Task requirements:
The goal here is an exact copy of the entries below, without their pictures.

[Start of Attachment]

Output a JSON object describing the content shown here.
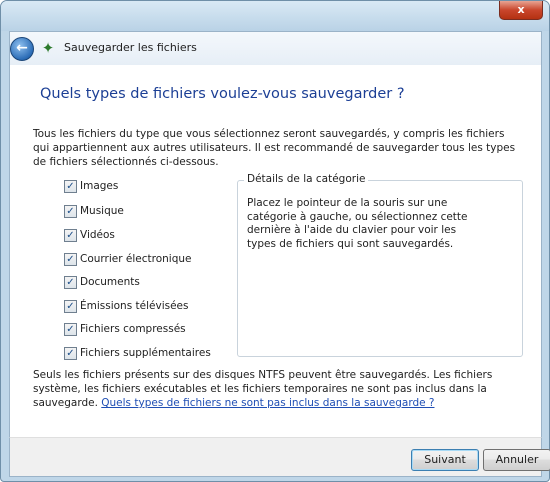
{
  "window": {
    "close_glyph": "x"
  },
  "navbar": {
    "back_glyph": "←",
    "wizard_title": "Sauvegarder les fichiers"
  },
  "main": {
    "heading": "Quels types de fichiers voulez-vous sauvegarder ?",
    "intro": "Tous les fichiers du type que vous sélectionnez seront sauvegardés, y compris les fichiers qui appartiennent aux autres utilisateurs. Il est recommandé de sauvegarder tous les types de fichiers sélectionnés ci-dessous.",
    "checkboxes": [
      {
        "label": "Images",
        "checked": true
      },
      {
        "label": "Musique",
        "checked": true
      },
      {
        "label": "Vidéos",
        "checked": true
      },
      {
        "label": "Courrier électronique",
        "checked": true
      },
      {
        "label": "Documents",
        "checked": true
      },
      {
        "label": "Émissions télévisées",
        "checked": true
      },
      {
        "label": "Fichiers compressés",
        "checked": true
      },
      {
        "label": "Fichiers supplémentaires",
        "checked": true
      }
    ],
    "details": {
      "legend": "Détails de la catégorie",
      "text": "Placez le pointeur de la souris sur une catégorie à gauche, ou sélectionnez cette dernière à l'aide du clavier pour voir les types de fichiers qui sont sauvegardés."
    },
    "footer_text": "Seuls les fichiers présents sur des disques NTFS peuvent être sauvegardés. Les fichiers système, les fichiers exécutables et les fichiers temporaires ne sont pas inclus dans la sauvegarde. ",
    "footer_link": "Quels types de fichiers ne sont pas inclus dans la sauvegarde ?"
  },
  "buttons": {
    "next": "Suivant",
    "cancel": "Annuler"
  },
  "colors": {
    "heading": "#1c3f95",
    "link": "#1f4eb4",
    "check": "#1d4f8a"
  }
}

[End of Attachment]

Your response:
Output a JSON object describing the content shown here.
{
  "window": {
    "close_glyph": "x"
  },
  "navbar": {
    "back_glyph": "←",
    "wizard_title": "Sauvegarder les fichiers"
  },
  "main": {
    "heading": "Quels types de fichiers voulez-vous sauvegarder ?",
    "intro": "Tous les fichiers du type que vous sélectionnez seront sauvegardés, y compris les fichiers qui appartiennent aux autres utilisateurs. Il est recommandé de sauvegarder tous les types de fichiers sélectionnés ci-dessous.",
    "checkboxes": [
      {
        "label": "Images",
        "checked": true
      },
      {
        "label": "Musique",
        "checked": true
      },
      {
        "label": "Vidéos",
        "checked": true
      },
      {
        "label": "Courrier électronique",
        "checked": true
      },
      {
        "label": "Documents",
        "checked": true
      },
      {
        "label": "Émissions télévisées",
        "checked": true
      },
      {
        "label": "Fichiers compressés",
        "checked": true
      },
      {
        "label": "Fichiers supplémentaires",
        "checked": true
      }
    ],
    "details": {
      "legend": "Détails de la catégorie",
      "text": "Placez le pointeur de la souris sur une catégorie à gauche, ou sélectionnez cette dernière à l'aide du clavier pour voir les types de fichiers qui sont sauvegardés."
    },
    "footer_text": "Seuls les fichiers présents sur des disques NTFS peuvent être sauvegardés. Les fichiers système, les fichiers exécutables et les fichiers temporaires ne sont pas inclus dans la sauvegarde. ",
    "footer_link": "Quels types de fichiers ne sont pas inclus dans la sauvegarde ?"
  },
  "buttons": {
    "next": "Suivant",
    "cancel": "Annuler"
  },
  "colors": {
    "heading": "#1c3f95",
    "link": "#1f4eb4",
    "check": "#1d4f8a"
  }
}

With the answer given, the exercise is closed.